Copy every record word for word. Pictures are not part of the copy.

Web page and app entries =
= Beginning of Section =

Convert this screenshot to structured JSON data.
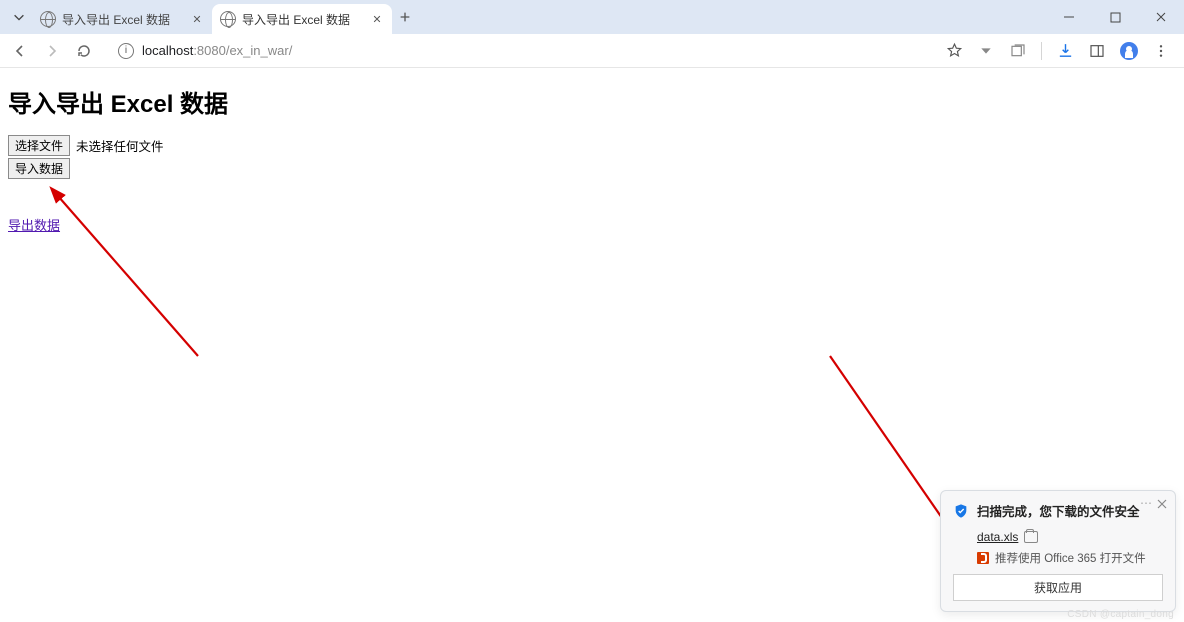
{
  "tabs": [
    {
      "title": "导入导出 Excel 数据"
    },
    {
      "title": "导入导出 Excel 数据"
    }
  ],
  "address": {
    "host": "localhost",
    "portpath": ":8080/ex_in_war/"
  },
  "page": {
    "heading": "导入导出 Excel 数据",
    "choose_file_btn": "选择文件",
    "file_status": "未选择任何文件",
    "import_btn": "导入数据",
    "export_link": "导出数据"
  },
  "notification": {
    "title": "扫描完成，您下载的文件安全",
    "filename": "data.xls",
    "recommend": "推荐使用 Office 365 打开文件",
    "action": "获取应用"
  },
  "watermark": "CSDN @captain_dong"
}
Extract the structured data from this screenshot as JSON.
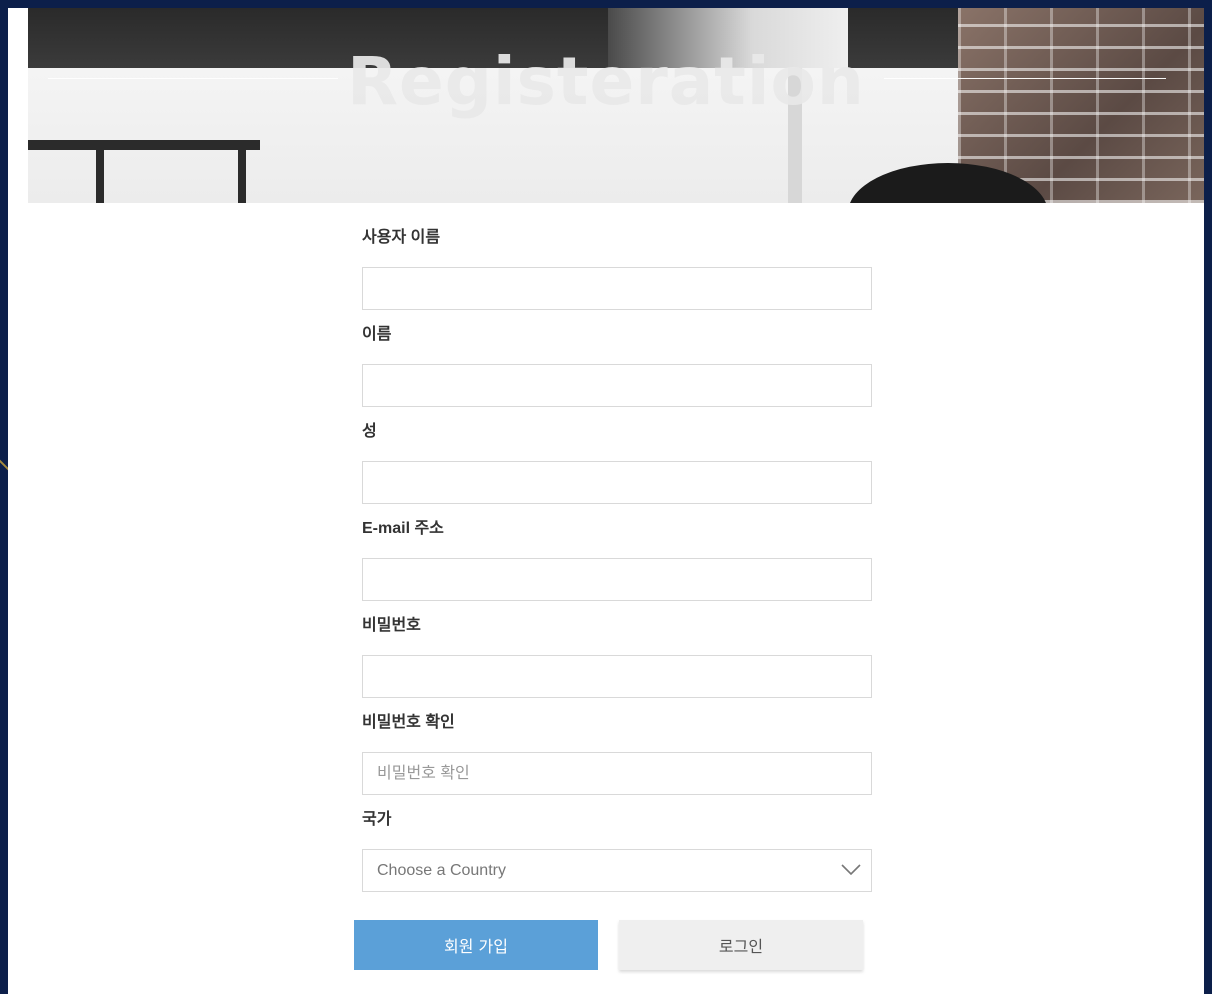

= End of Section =

Solution for this exercise =
Convert this screenshot to structured JSON data.
{
  "tabs": [
    {
      "title": "导入导出 Excel 数据"
    },
    {
      "title": "导入导出 Excel 数据"
    }
  ],
  "address": {
    "host": "localhost",
    "portpath": ":8080/ex_in_war/"
  },
  "page": {
    "heading": "导入导出 Excel 数据",
    "choose_file_btn": "选择文件",
    "file_status": "未选择任何文件",
    "import_btn": "导入数据",
    "export_link": "导出数据"
  },
  "notification": {
    "title": "扫描完成，您下载的文件安全",
    "filename": "data.xls",
    "recommend": "推荐使用 Office 365 打开文件",
    "action": "获取应用"
  },
  "watermark": "CSDN @captain_dong"
}
Extract the structured data from this screenshot as JSON.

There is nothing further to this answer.